City Hall – Today, Councilmembers Bill de Blasio and Letitia James, joined by Congressman Anthony Weiner, Comptroller Bill Thompson, Public Advocate Betsy Gotbaum, Councilmember Charles Barron, Gene Russianoff of NYPIRG, attorney Randy Mastro, and other elected officials, held a press conference on last week's term limits vote.
Councilmembers de Blasio and James are preparing to take legal action once the bill is signed into law; Mayor Bloomberg has scheduled a bill-signing ceremony for next Monday.
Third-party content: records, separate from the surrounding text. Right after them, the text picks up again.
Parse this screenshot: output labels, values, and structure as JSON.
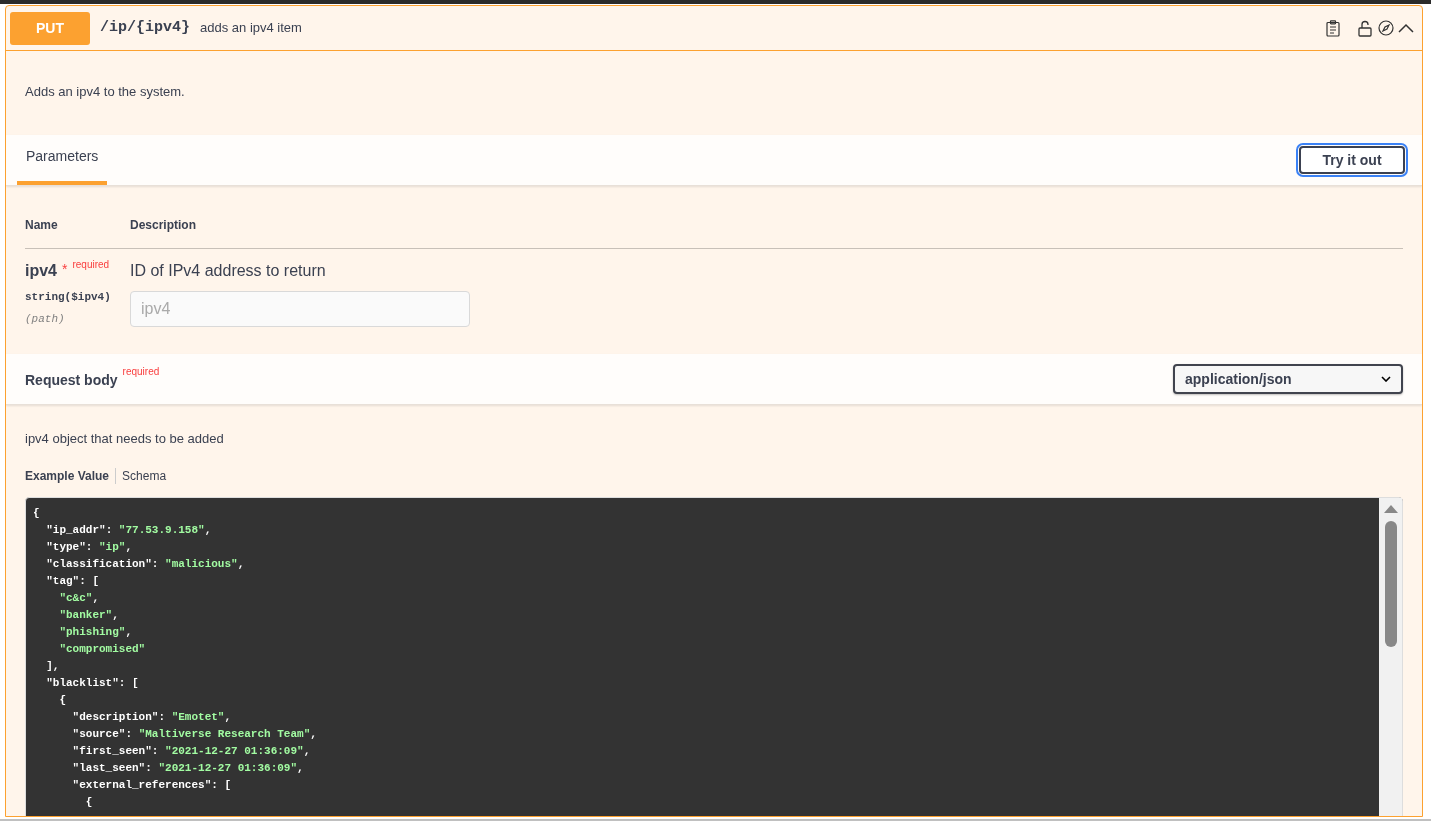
{
  "operation": {
    "method": "PUT",
    "path": "/ip/{ipv4}",
    "summary": "adds an ipv4 item",
    "expanded": true
  },
  "description": "Adds an ipv4 to the system.",
  "tabs": [
    {
      "label": "Parameters",
      "selected": true
    }
  ],
  "try_button": "Try it out",
  "parameters": {
    "columns": [
      "Name",
      "Description"
    ],
    "rows": [
      {
        "name": "ipv4",
        "star": "*",
        "required": "required",
        "type": "string($ipv4)",
        "location": "(path)",
        "description": "ID of IPv4 address to return",
        "placeholder": "ipv4"
      }
    ]
  },
  "request_body": {
    "title": "Request body",
    "required": "required",
    "content_type": "application/json",
    "description": "ipv4 object that needs to be added",
    "views": [
      {
        "label": "Example Value",
        "selected": true
      },
      {
        "label": "Schema",
        "selected": false
      }
    ],
    "code_lines": [
      "{",
      "  \"ip_addr\": \"77.53.9.158\",",
      "  \"type\": \"ip\",",
      "  \"classification\": \"malicious\",",
      "  \"tag\": [",
      "    \"c&c\",",
      "    \"banker\",",
      "    \"phishing\",",
      "    \"compromised\"",
      "  ],",
      "  \"blacklist\": [",
      "    {",
      "      \"description\": \"Emotet\",",
      "      \"source\": \"Maltiverse Research Team\",",
      "      \"first_seen\": \"2021-12-27 01:36:09\",",
      "      \"last_seen\": \"2021-12-27 01:36:09\",",
      "      \"external_references\": [",
      "        {"
    ]
  }
}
"Public involvement in the democratic process must not be taken lightly, or treated as some kind of "luxury." New Yorkers twice voiced their opinions on term limits, and last week their will was subverted. This fight is far from over. We will continue to stand up for the right of the people to be involved in this vital process, and ensure their voices are heard." said Councilmember Bill de Blasio.
State law, local law, and voting rights guaranteed under the US Constitution require that a mandatory referendum be held on this issue. Councilmembers de Blasio and James have authorized their lawyers to prepare a lawsuit to challenge the legality of changing voter-ratified term limits by legislation. They have also authorized their lawyers to review the legal infirmities and adverse impacts on minority participation that will result from this major change by legislation to the local electoral system, and to continue to pursue claims that the vote blatantly violated local conflict of interest laws.
"Last week's Council vote represents a step backward for democracy in this city. It is my right, and duty, as a representative of the people to question the legality of altering voter-ratified term limits via legislation. In voting to extend term limits legislatively, our government completely disregarded the will of New Yorkers. The voters who elected us to serve them deserve better, and I will continue the fight to ensure their voices are heard loud and clear," said Councilmember Letitia James.
"It is imperative to pursue this course of action on behalf of the voters of this city. I believe that voters' rights were clearlydenied and suppressed," said New York City Comptroller William C. Thompson, Jr. "The foundation of good government is trust, and that trust was shattered. People must trust that when they cast their vote, it will count. Historically, when such trust is breached, we turn to the courts to seek justice. Just because the New York City Council failed to hear our voice does not mean we will back down. We will continue to stand up against those who undermine the people's will, and come together with one voice and a common purpose: to restore faith in the process."
Public Advocate Betsy Gotbaum said, "I, along with countless New Yorkers, am deeply disappointed by the Council's vote. This could have happened the right way, allowing the people to vote as they have twice before, but instead it was decided by a small few who would also benefit from the change. New Yorkers will not forget this disregard of the democratic process. I support the effort of Councilmembers de Blasio and James to pursue legal action; we will continue this fight."
"There are so many legal infirmities with this process that it cries out for a judicial remedy," said Randy Mastro. "We are fortunate that the courts are there when our local elected officials fail us."
"Nearly 90 percent of New Yorkers want to vote on term limits, not have their Council Members vote to extend their own terms. If ever we needed the courts as a check and balance on the legislature and executive, it is now," said Gene Russianoff, Senior Attorney for NYPIRG.